This balancing act between development and conservation aims is being played out right now in Aceh. Environmentalists are concerned about a new spatial plan that would open up about 1.2 million hectares of forests for palm oil, timber and mining concessions in the Leuser Ecosystem (fewer than 15 000 hectares of this rezoned land would be allocated for local communities). The Leuser Ecosystem, which includes UNESCO World Heritage listed Gunung Leuser National Park and is considered to be one of the most “irreplaceable protected areas”, is reportedly the only place on earth where rare mega-fauna like tigers, rhinos, elephants and orangutans share the rainforest.
At the time of writing, a petition against the plan had attracted more than 1.3 million signatures.
The spatial plan contradicts the country’s moratorium on new forestry concessions, a discord that is complicated by the autonomy Aceh was granted in a 2005 peace deal to end separatist conflict.
It remains to be seen whether this natural forest in Aceh will be opened up to industry.
It is clear that, despite efforts at reigning in illegal loggers, double dipping companies are continuing to spur the loss of rainforests.
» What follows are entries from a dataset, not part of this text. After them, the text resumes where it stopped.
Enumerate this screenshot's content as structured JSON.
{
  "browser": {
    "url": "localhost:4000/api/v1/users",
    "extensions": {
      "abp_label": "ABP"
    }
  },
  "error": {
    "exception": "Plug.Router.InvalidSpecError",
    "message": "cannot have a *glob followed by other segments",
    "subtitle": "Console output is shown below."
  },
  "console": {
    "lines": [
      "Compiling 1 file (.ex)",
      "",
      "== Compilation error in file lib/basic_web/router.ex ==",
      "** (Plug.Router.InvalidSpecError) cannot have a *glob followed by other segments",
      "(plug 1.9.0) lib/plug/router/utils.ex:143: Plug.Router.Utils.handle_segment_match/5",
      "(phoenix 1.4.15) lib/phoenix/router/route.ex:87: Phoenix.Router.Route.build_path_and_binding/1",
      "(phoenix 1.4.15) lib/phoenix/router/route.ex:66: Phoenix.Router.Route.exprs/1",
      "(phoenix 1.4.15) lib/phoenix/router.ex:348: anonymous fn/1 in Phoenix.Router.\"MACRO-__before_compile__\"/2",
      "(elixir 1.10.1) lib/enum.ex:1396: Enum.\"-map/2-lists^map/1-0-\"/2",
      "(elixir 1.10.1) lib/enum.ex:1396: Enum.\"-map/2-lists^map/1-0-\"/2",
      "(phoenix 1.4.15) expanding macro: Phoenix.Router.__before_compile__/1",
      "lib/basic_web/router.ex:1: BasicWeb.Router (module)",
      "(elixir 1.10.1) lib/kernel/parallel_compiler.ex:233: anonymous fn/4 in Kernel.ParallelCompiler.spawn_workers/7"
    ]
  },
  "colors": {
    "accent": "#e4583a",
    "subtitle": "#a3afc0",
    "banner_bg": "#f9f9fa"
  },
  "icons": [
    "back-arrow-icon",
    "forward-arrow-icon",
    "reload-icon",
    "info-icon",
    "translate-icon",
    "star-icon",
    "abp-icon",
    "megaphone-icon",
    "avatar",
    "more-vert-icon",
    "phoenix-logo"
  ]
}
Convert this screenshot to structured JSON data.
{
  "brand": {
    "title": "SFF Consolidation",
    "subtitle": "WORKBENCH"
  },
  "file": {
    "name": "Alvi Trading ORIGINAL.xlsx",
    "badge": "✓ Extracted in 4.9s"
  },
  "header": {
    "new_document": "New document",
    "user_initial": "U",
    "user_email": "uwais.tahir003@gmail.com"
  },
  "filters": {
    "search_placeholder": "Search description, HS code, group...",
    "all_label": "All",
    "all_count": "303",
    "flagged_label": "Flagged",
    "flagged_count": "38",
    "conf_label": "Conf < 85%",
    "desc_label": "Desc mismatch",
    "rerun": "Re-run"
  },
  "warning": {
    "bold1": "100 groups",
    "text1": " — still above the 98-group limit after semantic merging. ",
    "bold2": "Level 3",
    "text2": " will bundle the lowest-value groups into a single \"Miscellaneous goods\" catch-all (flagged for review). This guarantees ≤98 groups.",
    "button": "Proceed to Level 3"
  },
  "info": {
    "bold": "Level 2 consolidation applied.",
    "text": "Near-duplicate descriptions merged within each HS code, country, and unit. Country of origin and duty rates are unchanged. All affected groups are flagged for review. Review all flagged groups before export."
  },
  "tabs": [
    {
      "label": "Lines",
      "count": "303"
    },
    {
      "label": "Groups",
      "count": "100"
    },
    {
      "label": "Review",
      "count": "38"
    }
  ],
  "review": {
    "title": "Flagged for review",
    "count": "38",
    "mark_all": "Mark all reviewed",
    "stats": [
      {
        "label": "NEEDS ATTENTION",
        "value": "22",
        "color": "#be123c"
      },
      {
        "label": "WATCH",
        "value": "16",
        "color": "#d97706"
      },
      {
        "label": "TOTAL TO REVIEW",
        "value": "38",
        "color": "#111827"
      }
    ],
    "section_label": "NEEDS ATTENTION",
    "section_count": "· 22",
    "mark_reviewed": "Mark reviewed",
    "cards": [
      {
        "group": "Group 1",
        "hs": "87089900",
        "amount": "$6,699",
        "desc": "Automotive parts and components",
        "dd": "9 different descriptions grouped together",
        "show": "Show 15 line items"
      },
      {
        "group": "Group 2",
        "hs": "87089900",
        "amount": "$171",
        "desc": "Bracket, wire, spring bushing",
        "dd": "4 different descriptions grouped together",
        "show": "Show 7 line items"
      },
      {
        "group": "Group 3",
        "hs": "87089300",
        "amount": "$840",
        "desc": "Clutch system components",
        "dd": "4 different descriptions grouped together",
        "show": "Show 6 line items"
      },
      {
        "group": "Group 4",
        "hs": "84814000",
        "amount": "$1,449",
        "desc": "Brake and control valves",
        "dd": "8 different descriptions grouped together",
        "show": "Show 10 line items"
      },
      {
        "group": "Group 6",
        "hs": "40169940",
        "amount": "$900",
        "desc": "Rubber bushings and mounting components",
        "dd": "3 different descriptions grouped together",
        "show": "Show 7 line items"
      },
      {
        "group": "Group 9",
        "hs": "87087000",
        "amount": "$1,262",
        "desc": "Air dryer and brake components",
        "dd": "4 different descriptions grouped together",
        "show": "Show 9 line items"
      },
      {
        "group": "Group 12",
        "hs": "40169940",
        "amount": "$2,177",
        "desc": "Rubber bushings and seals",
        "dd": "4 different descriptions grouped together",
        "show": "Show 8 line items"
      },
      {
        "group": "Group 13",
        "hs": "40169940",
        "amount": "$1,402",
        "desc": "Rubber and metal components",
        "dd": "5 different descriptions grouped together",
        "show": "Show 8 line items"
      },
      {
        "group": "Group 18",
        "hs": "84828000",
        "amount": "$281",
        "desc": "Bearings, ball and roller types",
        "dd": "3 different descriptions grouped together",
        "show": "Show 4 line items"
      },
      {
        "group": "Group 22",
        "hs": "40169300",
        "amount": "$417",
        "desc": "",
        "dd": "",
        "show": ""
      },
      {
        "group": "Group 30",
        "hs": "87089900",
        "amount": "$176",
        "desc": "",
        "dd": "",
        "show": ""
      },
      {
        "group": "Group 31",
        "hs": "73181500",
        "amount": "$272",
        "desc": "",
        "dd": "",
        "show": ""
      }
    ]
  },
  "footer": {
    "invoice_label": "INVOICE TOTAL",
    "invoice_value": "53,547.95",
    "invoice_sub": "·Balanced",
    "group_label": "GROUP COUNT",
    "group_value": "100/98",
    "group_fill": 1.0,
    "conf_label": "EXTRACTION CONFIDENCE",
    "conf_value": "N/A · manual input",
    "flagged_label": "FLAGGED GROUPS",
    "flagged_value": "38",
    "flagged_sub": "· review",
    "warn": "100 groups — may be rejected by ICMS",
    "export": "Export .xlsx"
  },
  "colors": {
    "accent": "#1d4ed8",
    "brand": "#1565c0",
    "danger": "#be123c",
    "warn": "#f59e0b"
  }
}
What is unclear, however, is why it is still legal for companies to convert more forests for the sake of cheap raw material, when there is plenty of unutilised land already allocated for timber plantations.
This brings us back to the beginning. As CIFOR’s Obidzinski told The Diplomat, there is no getting around the need for plantation wood to fill the supply gap and the allocated land “should be more than enough to generate the raw material that industry needs.”
With the right policies there is room for radical improvement. With the right policies Indonesia’s remaining forests would surely breath a sigh of relief.